Interface dataset entries:
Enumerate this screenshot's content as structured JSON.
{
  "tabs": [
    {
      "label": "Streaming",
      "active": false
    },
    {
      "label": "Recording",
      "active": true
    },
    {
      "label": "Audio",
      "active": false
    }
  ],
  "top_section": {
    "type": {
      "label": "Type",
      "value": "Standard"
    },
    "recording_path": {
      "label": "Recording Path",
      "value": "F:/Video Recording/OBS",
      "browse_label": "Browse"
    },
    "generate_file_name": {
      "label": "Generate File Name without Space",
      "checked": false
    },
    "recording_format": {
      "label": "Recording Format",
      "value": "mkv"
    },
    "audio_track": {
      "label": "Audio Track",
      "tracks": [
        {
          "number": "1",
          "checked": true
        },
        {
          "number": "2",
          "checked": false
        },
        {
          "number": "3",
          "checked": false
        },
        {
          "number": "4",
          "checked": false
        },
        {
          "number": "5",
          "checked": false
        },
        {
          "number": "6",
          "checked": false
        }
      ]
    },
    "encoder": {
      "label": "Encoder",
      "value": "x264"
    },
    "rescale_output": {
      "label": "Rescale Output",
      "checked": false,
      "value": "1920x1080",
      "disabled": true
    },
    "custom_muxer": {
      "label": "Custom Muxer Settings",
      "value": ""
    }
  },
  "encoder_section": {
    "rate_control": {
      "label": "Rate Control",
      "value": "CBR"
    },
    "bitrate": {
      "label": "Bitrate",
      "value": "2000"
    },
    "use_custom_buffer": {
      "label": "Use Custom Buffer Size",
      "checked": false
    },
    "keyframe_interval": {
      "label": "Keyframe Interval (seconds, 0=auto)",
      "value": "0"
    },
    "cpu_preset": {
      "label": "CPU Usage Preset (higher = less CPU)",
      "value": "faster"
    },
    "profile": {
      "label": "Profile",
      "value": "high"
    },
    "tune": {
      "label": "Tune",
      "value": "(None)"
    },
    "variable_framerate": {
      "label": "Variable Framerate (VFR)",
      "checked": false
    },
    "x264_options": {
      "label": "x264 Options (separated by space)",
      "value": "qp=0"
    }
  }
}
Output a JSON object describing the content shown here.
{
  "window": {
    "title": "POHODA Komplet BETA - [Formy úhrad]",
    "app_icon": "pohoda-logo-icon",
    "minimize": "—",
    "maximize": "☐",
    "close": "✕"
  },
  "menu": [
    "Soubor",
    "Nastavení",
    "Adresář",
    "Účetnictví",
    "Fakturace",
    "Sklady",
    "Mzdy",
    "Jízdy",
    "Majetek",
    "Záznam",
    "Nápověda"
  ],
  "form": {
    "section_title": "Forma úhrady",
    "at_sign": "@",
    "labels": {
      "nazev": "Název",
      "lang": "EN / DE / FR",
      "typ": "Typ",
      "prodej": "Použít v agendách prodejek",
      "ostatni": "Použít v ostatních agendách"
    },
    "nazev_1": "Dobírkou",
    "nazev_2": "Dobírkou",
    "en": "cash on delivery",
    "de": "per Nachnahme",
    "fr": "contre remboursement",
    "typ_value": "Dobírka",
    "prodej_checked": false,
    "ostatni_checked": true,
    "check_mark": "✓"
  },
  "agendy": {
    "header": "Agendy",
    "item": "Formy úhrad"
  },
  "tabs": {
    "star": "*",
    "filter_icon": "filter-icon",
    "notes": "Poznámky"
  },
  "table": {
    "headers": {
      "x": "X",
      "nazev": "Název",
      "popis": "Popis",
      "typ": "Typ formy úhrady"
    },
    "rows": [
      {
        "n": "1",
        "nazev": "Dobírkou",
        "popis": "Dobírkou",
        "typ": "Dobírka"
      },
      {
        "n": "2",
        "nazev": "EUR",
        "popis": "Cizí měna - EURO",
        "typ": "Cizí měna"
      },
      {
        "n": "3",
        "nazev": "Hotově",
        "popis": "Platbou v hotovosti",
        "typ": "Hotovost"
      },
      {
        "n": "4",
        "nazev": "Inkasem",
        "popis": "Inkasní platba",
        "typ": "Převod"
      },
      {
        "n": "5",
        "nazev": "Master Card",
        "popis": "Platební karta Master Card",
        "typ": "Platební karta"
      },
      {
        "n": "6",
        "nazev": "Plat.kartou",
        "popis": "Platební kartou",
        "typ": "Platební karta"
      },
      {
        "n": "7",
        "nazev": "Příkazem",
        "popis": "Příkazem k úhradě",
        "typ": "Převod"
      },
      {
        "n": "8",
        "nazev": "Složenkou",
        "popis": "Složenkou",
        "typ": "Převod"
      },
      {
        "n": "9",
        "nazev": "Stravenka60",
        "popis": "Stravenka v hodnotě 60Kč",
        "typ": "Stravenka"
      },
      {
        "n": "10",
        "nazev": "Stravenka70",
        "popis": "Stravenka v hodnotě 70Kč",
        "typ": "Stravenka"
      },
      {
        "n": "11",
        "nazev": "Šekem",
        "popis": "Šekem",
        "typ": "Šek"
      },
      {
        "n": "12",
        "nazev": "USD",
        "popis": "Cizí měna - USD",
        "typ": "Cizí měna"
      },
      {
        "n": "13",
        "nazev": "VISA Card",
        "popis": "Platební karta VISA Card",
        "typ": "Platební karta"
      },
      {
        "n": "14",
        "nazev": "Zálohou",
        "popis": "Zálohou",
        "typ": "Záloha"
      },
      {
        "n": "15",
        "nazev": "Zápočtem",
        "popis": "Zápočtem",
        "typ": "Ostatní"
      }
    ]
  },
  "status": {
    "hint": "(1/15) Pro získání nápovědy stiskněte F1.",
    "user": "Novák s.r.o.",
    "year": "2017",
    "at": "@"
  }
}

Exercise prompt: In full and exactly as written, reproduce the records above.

Output of the exercise:
Enumerate this screenshot's content as structured JSON.
{
  "tabs": [
    {
      "label": "Streaming",
      "active": false
    },
    {
      "label": "Recording",
      "active": true
    },
    {
      "label": "Audio",
      "active": false
    }
  ],
  "top_section": {
    "type": {
      "label": "Type",
      "value": "Standard"
    },
    "recording_path": {
      "label": "Recording Path",
      "value": "F:/Video Recording/OBS",
      "browse_label": "Browse"
    },
    "generate_file_name": {
      "label": "Generate File Name without Space",
      "checked": false
    },
    "recording_format": {
      "label": "Recording Format",
      "value": "mkv"
    },
    "audio_track": {
      "label": "Audio Track",
      "tracks": [
        {
          "number": "1",
          "checked": true
        },
        {
          "number": "2",
          "checked": false
        },
        {
          "number": "3",
          "checked": false
        },
        {
          "number": "4",
          "checked": false
        },
        {
          "number": "5",
          "checked": false
        },
        {
          "number": "6",
          "checked": false
        }
      ]
    },
    "encoder": {
      "label": "Encoder",
      "value": "x264"
    },
    "rescale_output": {
      "label": "Rescale Output",
      "checked": false,
      "value": "1920x1080",
      "disabled": true
    },
    "custom_muxer": {
      "label": "Custom Muxer Settings",
      "value": ""
    }
  },
  "encoder_section": {
    "rate_control": {
      "label": "Rate Control",
      "value": "CBR"
    },
    "bitrate": {
      "label": "Bitrate",
      "value": "2000"
    },
    "use_custom_buffer": {
      "label": "Use Custom Buffer Size",
      "checked": false
    },
    "keyframe_interval": {
      "label": "Keyframe Interval (seconds, 0=auto)",
      "value": "0"
    },
    "cpu_preset": {
      "label": "CPU Usage Preset (higher = less CPU)",
      "value": "faster"
    },
    "profile": {
      "label": "Profile",
      "value": "high"
    },
    "tune": {
      "label": "Tune",
      "value": "(None)"
    },
    "variable_framerate": {
      "label": "Variable Framerate (VFR)",
      "checked": false
    },
    "x264_options": {
      "label": "x264 Options (separated by space)",
      "value": "qp=0"
    }
  }
}
Output a JSON object describing the content shown here.
{
  "window": {
    "title": "POHODA Komplet BETA - [Formy úhrad]",
    "app_icon": "pohoda-logo-icon",
    "minimize": "—",
    "maximize": "☐",
    "close": "✕"
  },
  "menu": [
    "Soubor",
    "Nastavení",
    "Adresář",
    "Účetnictví",
    "Fakturace",
    "Sklady",
    "Mzdy",
    "Jízdy",
    "Majetek",
    "Záznam",
    "Nápověda"
  ],
  "form": {
    "section_title": "Forma úhrady",
    "at_sign": "@",
    "labels": {
      "nazev": "Název",
      "lang": "EN / DE / FR",
      "typ": "Typ",
      "prodej": "Použít v agendách prodejek",
      "ostatni": "Použít v ostatních agendách"
    },
    "nazev_1": "Dobírkou",
    "nazev_2": "Dobírkou",
    "en": "cash on delivery",
    "de": "per Nachnahme",
    "fr": "contre remboursement",
    "typ_value": "Dobírka",
    "prodej_checked": false,
    "ostatni_checked": true,
    "check_mark": "✓"
  },
  "agendy": {
    "header": "Agendy",
    "item": "Formy úhrad"
  },
  "tabs": {
    "star": "*",
    "filter_icon": "filter-icon",
    "notes": "Poznámky"
  },
  "table": {
    "headers": {
      "x": "X",
      "nazev": "Název",
      "popis": "Popis",
      "typ": "Typ formy úhrady"
    },
    "rows": [
      {
        "n": "1",
        "nazev": "Dobírkou",
        "popis": "Dobírkou",
        "typ": "Dobírka"
      },
      {
        "n": "2",
        "nazev": "EUR",
        "popis": "Cizí měna - EURO",
        "typ": "Cizí měna"
      },
      {
        "n": "3",
        "nazev": "Hotově",
        "popis": "Platbou v hotovosti",
        "typ": "Hotovost"
      },
      {
        "n": "4",
        "nazev": "Inkasem",
        "popis": "Inkasní platba",
        "typ": "Převod"
      },
      {
        "n": "5",
        "nazev": "Master Card",
        "popis": "Platební karta Master Card",
        "typ": "Platební karta"
      },
      {
        "n": "6",
        "nazev": "Plat.kartou",
        "popis": "Platební kartou",
        "typ": "Platební karta"
      },
      {
        "n": "7",
        "nazev": "Příkazem",
        "popis": "Příkazem k úhradě",
        "typ": "Převod"
      },
      {
        "n": "8",
        "nazev": "Složenkou",
        "popis": "Složenkou",
        "typ": "Převod"
      },
      {
        "n": "9",
        "nazev": "Stravenka60",
        "popis": "Stravenka v hodnotě 60Kč",
        "typ": "Stravenka"
      },
      {
        "n": "10",
        "nazev": "Stravenka70",
        "popis": "Stravenka v hodnotě 70Kč",
        "typ": "Stravenka"
      },
      {
        "n": "11",
        "nazev": "Šekem",
        "popis": "Šekem",
        "typ": "Šek"
      },
      {
        "n": "12",
        "nazev": "USD",
        "popis": "Cizí měna - USD",
        "typ": "Cizí měna"
      },
      {
        "n": "13",
        "nazev": "VISA Card",
        "popis": "Platební karta VISA Card",
        "typ": "Platební karta"
      },
      {
        "n": "14",
        "nazev": "Zálohou",
        "popis": "Zálohou",
        "typ": "Záloha"
      },
      {
        "n": "15",
        "nazev": "Zápočtem",
        "popis": "Zápočtem",
        "typ": "Ostatní"
      }
    ]
  },
  "status": {
    "hint": "(1/15) Pro získání nápovědy stiskněte F1.",
    "user": "Novák s.r.o.",
    "year": "2017",
    "at": "@"
  }
}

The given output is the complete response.